Directions:
The response must be a precise copy of the records that follow.

Records to use:
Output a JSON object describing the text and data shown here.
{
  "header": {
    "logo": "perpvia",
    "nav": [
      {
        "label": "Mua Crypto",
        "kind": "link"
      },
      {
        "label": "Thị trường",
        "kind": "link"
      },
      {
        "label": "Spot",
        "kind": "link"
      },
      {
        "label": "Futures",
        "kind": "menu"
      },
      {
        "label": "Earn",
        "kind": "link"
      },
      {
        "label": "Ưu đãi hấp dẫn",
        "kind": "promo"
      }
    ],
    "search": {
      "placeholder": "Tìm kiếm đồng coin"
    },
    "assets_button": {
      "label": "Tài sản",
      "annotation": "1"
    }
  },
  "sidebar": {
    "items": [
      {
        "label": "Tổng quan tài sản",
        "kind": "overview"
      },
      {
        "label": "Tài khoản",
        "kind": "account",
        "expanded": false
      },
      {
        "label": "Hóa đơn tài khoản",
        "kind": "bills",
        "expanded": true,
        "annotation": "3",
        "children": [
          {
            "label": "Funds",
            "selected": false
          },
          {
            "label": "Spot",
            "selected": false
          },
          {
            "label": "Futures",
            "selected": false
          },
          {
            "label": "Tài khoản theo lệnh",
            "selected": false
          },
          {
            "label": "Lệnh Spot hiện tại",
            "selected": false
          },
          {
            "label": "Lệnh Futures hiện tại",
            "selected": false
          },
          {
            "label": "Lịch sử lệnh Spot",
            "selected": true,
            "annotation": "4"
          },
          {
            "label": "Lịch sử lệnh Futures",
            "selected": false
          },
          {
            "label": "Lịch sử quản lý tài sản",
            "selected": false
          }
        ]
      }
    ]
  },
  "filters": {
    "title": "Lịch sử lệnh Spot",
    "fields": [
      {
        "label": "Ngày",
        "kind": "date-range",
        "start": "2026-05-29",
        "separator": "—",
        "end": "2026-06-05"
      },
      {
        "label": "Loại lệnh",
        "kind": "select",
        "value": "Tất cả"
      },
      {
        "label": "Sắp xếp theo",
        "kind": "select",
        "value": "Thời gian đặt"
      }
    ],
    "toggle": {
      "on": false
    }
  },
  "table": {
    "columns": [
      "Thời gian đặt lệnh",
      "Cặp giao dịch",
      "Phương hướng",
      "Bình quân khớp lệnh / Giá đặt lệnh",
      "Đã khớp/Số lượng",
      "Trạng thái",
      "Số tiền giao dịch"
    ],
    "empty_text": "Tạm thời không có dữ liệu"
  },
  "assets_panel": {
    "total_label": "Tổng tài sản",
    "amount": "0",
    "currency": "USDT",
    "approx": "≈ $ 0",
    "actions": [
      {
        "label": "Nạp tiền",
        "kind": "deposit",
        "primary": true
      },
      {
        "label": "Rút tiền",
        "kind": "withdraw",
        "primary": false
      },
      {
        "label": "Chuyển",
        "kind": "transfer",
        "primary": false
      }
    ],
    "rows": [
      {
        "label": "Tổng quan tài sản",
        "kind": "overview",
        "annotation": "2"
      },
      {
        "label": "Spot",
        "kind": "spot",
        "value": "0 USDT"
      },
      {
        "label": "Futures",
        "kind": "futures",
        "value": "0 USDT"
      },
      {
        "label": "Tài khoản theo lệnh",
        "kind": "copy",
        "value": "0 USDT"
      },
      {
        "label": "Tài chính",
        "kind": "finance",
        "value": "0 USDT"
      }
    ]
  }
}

Task response:
Output a JSON object describing the text and data shown here.
{
  "header": {
    "logo": "perpvia",
    "nav": [
      {
        "label": "Mua Crypto",
        "kind": "link"
      },
      {
        "label": "Thị trường",
        "kind": "link"
      },
      {
        "label": "Spot",
        "kind": "link"
      },
      {
        "label": "Futures",
        "kind": "menu"
      },
      {
        "label": "Earn",
        "kind": "link"
      },
      {
        "label": "Ưu đãi hấp dẫn",
        "kind": "promo"
      }
    ],
    "search": {
      "placeholder": "Tìm kiếm đồng coin"
    },
    "assets_button": {
      "label": "Tài sản",
      "annotation": "1"
    }
  },
  "sidebar": {
    "items": [
      {
        "label": "Tổng quan tài sản",
        "kind": "overview"
      },
      {
        "label": "Tài khoản",
        "kind": "account",
        "expanded": false
      },
      {
        "label": "Hóa đơn tài khoản",
        "kind": "bills",
        "expanded": true,
        "annotation": "3",
        "children": [
          {
            "label": "Funds",
            "selected": false
          },
          {
            "label": "Spot",
            "selected": false
          },
          {
            "label": "Futures",
            "selected": false
          },
          {
            "label": "Tài khoản theo lệnh",
            "selected": false
          },
          {
            "label": "Lệnh Spot hiện tại",
            "selected": false
          },
          {
            "label": "Lệnh Futures hiện tại",
            "selected": false
          },
          {
            "label": "Lịch sử lệnh Spot",
            "selected": true,
            "annotation": "4"
          },
          {
            "label": "Lịch sử lệnh Futures",
            "selected": false
          },
          {
            "label": "Lịch sử quản lý tài sản",
            "selected": false
          }
        ]
      }
    ]
  },
  "filters": {
    "title": "Lịch sử lệnh Spot",
    "fields": [
      {
        "label": "Ngày",
        "kind": "date-range",
        "start": "2026-05-29",
        "separator": "—",
        "end": "2026-06-05"
      },
      {
        "label": "Loại lệnh",
        "kind": "select",
        "value": "Tất cả"
      },
      {
        "label": "Sắp xếp theo",
        "kind": "select",
        "value": "Thời gian đặt"
      }
    ],
    "toggle": {
      "on": false
    }
  },
  "table": {
    "columns": [
      "Thời gian đặt lệnh",
      "Cặp giao dịch",
      "Phương hướng",
      "Bình quân khớp lệnh / Giá đặt lệnh",
      "Đã khớp/Số lượng",
      "Trạng thái",
      "Số tiền giao dịch"
    ],
    "empty_text": "Tạm thời không có dữ liệu"
  },
  "assets_panel": {
    "total_label": "Tổng tài sản",
    "amount": "0",
    "currency": "USDT",
    "approx": "≈ $ 0",
    "actions": [
      {
        "label": "Nạp tiền",
        "kind": "deposit",
        "primary": true
      },
      {
        "label": "Rút tiền",
        "kind": "withdraw",
        "primary": false
      },
      {
        "label": "Chuyển",
        "kind": "transfer",
        "primary": false
      }
    ],
    "rows": [
      {
        "label": "Tổng quan tài sản",
        "kind": "overview",
        "annotation": "2"
      },
      {
        "label": "Spot",
        "kind": "spot",
        "value": "0 USDT"
      },
      {
        "label": "Futures",
        "kind": "futures",
        "value": "0 USDT"
      },
      {
        "label": "Tài khoản theo lệnh",
        "kind": "copy",
        "value": "0 USDT"
      },
      {
        "label": "Tài chính",
        "kind": "finance",
        "value": "0 USDT"
      }
    ]
  }
}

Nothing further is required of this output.